= Information supplied =
+===+

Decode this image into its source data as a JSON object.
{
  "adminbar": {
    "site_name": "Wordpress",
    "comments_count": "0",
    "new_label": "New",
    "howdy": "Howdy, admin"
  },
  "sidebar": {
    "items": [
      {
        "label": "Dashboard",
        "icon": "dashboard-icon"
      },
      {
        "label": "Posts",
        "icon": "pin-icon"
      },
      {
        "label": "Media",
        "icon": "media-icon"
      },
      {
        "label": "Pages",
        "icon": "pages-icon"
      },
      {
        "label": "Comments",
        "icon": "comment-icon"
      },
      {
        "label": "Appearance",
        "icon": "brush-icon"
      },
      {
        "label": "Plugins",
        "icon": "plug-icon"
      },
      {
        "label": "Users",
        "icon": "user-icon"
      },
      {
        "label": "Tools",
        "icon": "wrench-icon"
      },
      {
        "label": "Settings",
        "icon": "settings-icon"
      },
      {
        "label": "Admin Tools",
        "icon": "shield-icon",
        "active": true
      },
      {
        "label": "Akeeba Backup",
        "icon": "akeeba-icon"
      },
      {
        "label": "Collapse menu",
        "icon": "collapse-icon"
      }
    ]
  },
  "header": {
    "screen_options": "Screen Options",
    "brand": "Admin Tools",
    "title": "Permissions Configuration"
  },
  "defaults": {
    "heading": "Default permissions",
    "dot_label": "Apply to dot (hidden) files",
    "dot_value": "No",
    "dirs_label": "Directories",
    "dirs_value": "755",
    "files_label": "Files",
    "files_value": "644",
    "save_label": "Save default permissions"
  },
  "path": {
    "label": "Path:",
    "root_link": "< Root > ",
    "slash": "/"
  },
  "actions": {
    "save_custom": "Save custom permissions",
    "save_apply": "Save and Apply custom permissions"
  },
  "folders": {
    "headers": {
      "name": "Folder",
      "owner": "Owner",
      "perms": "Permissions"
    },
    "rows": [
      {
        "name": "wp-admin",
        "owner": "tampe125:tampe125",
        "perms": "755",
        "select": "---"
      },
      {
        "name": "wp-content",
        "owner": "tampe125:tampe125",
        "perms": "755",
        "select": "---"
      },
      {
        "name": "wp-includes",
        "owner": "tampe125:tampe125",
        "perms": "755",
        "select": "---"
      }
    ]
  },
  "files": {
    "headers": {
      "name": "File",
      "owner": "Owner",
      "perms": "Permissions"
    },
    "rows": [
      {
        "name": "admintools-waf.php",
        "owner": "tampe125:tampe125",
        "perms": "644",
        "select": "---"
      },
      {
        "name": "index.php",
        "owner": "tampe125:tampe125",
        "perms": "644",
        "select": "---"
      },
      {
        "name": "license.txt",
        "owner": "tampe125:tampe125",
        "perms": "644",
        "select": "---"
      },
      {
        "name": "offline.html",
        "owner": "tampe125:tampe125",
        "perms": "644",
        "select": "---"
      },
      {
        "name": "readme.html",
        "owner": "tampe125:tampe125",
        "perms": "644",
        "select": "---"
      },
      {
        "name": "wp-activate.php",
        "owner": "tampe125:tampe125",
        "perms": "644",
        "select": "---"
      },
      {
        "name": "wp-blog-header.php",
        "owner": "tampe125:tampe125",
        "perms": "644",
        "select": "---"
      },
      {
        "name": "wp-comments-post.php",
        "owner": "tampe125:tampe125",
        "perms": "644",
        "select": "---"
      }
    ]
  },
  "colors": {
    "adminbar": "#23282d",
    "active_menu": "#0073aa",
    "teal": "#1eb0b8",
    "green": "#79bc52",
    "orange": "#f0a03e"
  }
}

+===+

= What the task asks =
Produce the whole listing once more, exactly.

= Written solution =
Decode this image into its source data as a JSON object.
{
  "adminbar": {
    "site_name": "Wordpress",
    "comments_count": "0",
    "new_label": "New",
    "howdy": "Howdy, admin"
  },
  "sidebar": {
    "items": [
      {
        "label": "Dashboard",
        "icon": "dashboard-icon"
      },
      {
        "label": "Posts",
        "icon": "pin-icon"
      },
      {
        "label": "Media",
        "icon": "media-icon"
      },
      {
        "label": "Pages",
        "icon": "pages-icon"
      },
      {
        "label": "Comments",
        "icon": "comment-icon"
      },
      {
        "label": "Appearance",
        "icon": "brush-icon"
      },
      {
        "label": "Plugins",
        "icon": "plug-icon"
      },
      {
        "label": "Users",
        "icon": "user-icon"
      },
      {
        "label": "Tools",
        "icon": "wrench-icon"
      },
      {
        "label": "Settings",
        "icon": "settings-icon"
      },
      {
        "label": "Admin Tools",
        "icon": "shield-icon",
        "active": true
      },
      {
        "label": "Akeeba Backup",
        "icon": "akeeba-icon"
      },
      {
        "label": "Collapse menu",
        "icon": "collapse-icon"
      }
    ]
  },
  "header": {
    "screen_options": "Screen Options",
    "brand": "Admin Tools",
    "title": "Permissions Configuration"
  },
  "defaults": {
    "heading": "Default permissions",
    "dot_label": "Apply to dot (hidden) files",
    "dot_value": "No",
    "dirs_label": "Directories",
    "dirs_value": "755",
    "files_label": "Files",
    "files_value": "644",
    "save_label": "Save default permissions"
  },
  "path": {
    "label": "Path:",
    "root_link": "< Root > ",
    "slash": "/"
  },
  "actions": {
    "save_custom": "Save custom permissions",
    "save_apply": "Save and Apply custom permissions"
  },
  "folders": {
    "headers": {
      "name": "Folder",
      "owner": "Owner",
      "perms": "Permissions"
    },
    "rows": [
      {
        "name": "wp-admin",
        "owner": "tampe125:tampe125",
        "perms": "755",
        "select": "---"
      },
      {
        "name": "wp-content",
        "owner": "tampe125:tampe125",
        "perms": "755",
        "select": "---"
      },
      {
        "name": "wp-includes",
        "owner": "tampe125:tampe125",
        "perms": "755",
        "select": "---"
      }
    ]
  },
  "files": {
    "headers": {
      "name": "File",
      "owner": "Owner",
      "perms": "Permissions"
    },
    "rows": [
      {
        "name": "admintools-waf.php",
        "owner": "tampe125:tampe125",
        "perms": "644",
        "select": "---"
      },
      {
        "name": "index.php",
        "owner": "tampe125:tampe125",
        "perms": "644",
        "select": "---"
      },
      {
        "name": "license.txt",
        "owner": "tampe125:tampe125",
        "perms": "644",
        "select": "---"
      },
      {
        "name": "offline.html",
        "owner": "tampe125:tampe125",
        "perms": "644",
        "select": "---"
      },
      {
        "name": "readme.html",
        "owner": "tampe125:tampe125",
        "perms": "644",
        "select": "---"
      },
      {
        "name": "wp-activate.php",
        "owner": "tampe125:tampe125",
        "perms": "644",
        "select": "---"
      },
      {
        "name": "wp-blog-header.php",
        "owner": "tampe125:tampe125",
        "perms": "644",
        "select": "---"
      },
      {
        "name": "wp-comments-post.php",
        "owner": "tampe125:tampe125",
        "perms": "644",
        "select": "---"
      }
    ]
  },
  "colors": {
    "adminbar": "#23282d",
    "active_menu": "#0073aa",
    "teal": "#1eb0b8",
    "green": "#79bc52",
    "orange": "#f0a03e"
  }
}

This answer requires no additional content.